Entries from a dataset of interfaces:
--- START ---

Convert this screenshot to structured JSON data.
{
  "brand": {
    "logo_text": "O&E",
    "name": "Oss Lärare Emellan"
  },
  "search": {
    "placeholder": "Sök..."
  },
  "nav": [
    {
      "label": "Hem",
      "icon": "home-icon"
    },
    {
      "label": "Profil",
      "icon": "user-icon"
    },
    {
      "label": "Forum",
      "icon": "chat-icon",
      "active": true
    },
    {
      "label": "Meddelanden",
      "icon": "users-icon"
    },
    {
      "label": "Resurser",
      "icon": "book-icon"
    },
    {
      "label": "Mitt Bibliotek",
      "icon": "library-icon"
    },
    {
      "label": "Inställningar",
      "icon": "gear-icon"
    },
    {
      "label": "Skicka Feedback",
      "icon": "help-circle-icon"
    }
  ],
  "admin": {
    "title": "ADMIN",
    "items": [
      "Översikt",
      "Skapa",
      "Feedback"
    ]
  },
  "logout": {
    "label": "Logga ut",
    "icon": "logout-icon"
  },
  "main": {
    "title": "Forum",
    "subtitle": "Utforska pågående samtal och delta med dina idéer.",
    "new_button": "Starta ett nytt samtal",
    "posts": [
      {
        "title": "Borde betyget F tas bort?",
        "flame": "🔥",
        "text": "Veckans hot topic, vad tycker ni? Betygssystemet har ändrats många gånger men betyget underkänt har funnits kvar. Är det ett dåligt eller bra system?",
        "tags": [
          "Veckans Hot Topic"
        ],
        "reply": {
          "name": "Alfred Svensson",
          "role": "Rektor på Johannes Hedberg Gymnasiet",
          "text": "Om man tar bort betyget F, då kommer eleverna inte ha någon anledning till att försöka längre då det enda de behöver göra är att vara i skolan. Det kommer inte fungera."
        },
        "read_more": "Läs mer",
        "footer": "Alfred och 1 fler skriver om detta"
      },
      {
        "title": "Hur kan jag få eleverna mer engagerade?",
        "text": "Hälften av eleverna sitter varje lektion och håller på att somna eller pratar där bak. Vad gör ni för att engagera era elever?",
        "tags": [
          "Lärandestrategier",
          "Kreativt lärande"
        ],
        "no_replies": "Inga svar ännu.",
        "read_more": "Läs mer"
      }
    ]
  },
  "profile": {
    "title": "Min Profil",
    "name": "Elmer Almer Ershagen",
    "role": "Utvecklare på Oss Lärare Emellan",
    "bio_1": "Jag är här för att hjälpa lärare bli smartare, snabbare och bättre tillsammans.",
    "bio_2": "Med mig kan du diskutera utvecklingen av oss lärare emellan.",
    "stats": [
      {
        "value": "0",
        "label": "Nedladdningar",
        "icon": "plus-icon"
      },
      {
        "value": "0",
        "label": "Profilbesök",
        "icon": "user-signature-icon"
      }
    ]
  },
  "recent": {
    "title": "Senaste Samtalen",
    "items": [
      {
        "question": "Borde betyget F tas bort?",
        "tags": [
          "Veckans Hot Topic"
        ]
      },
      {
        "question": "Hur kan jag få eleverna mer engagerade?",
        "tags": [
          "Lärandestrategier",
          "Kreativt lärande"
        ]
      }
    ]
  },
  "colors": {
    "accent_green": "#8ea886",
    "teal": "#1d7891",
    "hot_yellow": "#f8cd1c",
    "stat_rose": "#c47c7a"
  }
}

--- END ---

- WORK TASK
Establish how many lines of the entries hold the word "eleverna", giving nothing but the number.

- WRITTEN ANSWER
4